I am sad to report that “Gigli” is not about the famed Italian tenor Beniamino Gigli. It is about the “chemistry” of Jennifer Lopez (J.Lo to millions) and Ben Affleck (B.Af to fewer), who have been having, to the joy of all tab readers, an S.Rom (sizzling romance).
Their new L.Mo (lousy movie) is Martin Brest’s comedy about a tough guy, Larry Gigli (Affleck).
He is hired by a scumball (Lenny Venito) who substitutes profanity for English to kidnap the retarded teen brother of a federal prosecutor.
Justin Bartha plays challenged Brian as afflicted only when comedy requires it, with Tourette’s syndrome as a cute, occasional extra.
He looks a bit like young Tom Hanks, and seems to be on loan from a special school production of “Forrest Gump.” Brian loves Australian weather reports and “Baywatch.”
He and Gigli both learn to love Ricki (Lopez), another “contractor” hired by the scum to watch them.
She is a proudly lesbian killer-tootsie.
She can subdue punks with her “people skills” speech about gouging out eyeballs, but also bunkers serenely into Buddhist books on peace.
She delivers an erotic ode to her body while exercising that perfect bod before the awed Affleck.
These are supposedly very dangerous people, but we sense that their major anxiety is a misplaced comb or a smudged tattoo.
Their eyes meet like fated mirrors reflecting a vast mutual inwardness of preening.
Cinema of attitude
Add Lainie Kazan as Larry’s mom, a one-woman carnival who exhibits her large frontal and posterior assets for the camera. Add pale, spaced Christopher Walken as a detective, delivering a speech that salutes Marie Callender pies (no rival to his fine speech in “Pulp Fiction”).
Add the scene-grab hog Al Pacino as a criminal psycho doing a Pacino spoof (“Sit. Sit. I say everything twice!”).
Of course, Lopez and Affleck look terrific, with tremendous hair that drinks up sunlight.
They do have some sort of flirty chemical bond and they could even be charming, except that their movie is idiotic, Affleck seems to have taken a cheap mail-order course on Robert De Niro and Lopez projects a silky smugness that is too narcissistic to be either lesbian or hetero.
The film is mainly about Martin Brest getting A-list actors to fall in love with his dialogue.
Everything builds to showcase monologues, but nothing credible follows from them.
This is the Cinema of Attitude pampered beyond lousy teen comedy to some post-Tarantino end zone of stupified “adulthood.”

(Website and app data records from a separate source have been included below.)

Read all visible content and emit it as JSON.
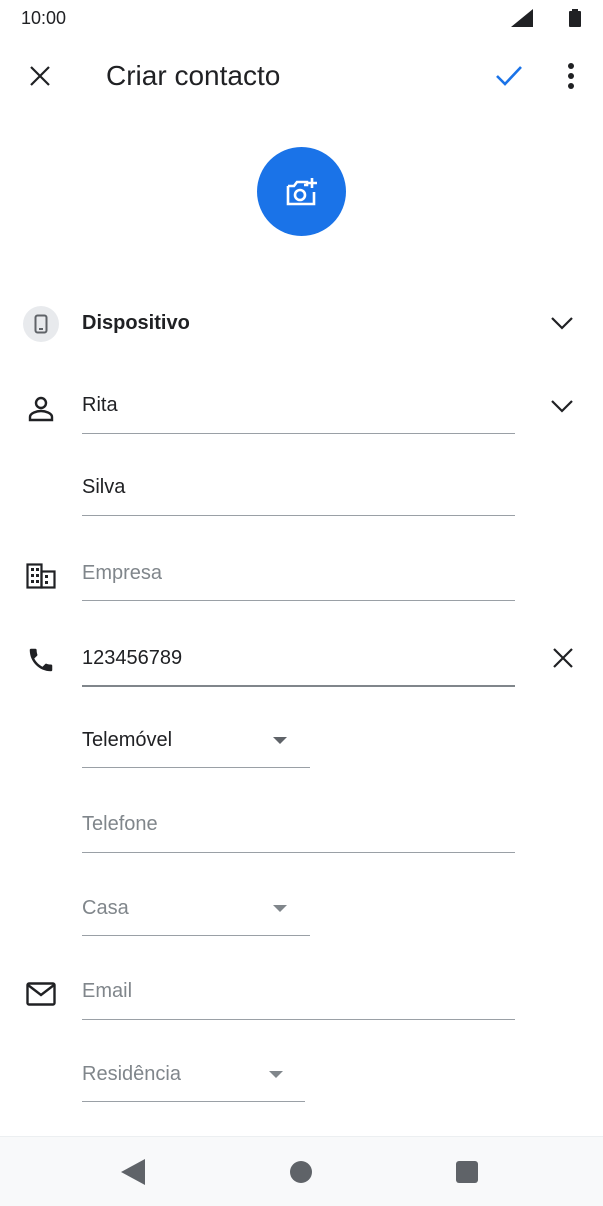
{
  "status_bar": {
    "time": "10:00",
    "signal_icon": "signal-icon",
    "battery_icon": "battery-icon"
  },
  "app_bar": {
    "title": "Criar contacto",
    "close_icon": "close-icon",
    "save_icon": "check-icon",
    "more_icon": "more-vert-icon",
    "accent_color": "#1a73e8"
  },
  "photo": {
    "icon": "add-photo-icon",
    "color": "#1a73e8"
  },
  "account": {
    "label": "Dispositivo",
    "icon": "phone-device-icon"
  },
  "name": {
    "first_name": "Rita",
    "last_name": "Silva",
    "icon": "person-icon"
  },
  "company": {
    "placeholder": "Empresa",
    "icon": "business-icon"
  },
  "phone": {
    "value": "123456789",
    "type": "Telemóvel",
    "icon": "phone-icon",
    "second_placeholder": "Telefone",
    "second_type": "Casa"
  },
  "email": {
    "placeholder": "Email",
    "type": "Residência",
    "icon": "email-icon"
  },
  "nav_bar": {
    "back_icon": "back-icon",
    "home_icon": "home-icon",
    "recents_icon": "recents-icon"
  }
}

Brest made “Going in Style,” “Midnight Run” and “Beverly Hills Cop,” but has devolved to “Scent of a Woman,” “Meet Joe Black” and this puddle of piffle.
He is an object lesson in what success can do to a talent, but possibly we are being too hard on Hollywood and too easy on him. Why is he so hard on us?
David Elliott is the movie critic of The San Diego Union-Tribune. © 2003 by the Copley News Service.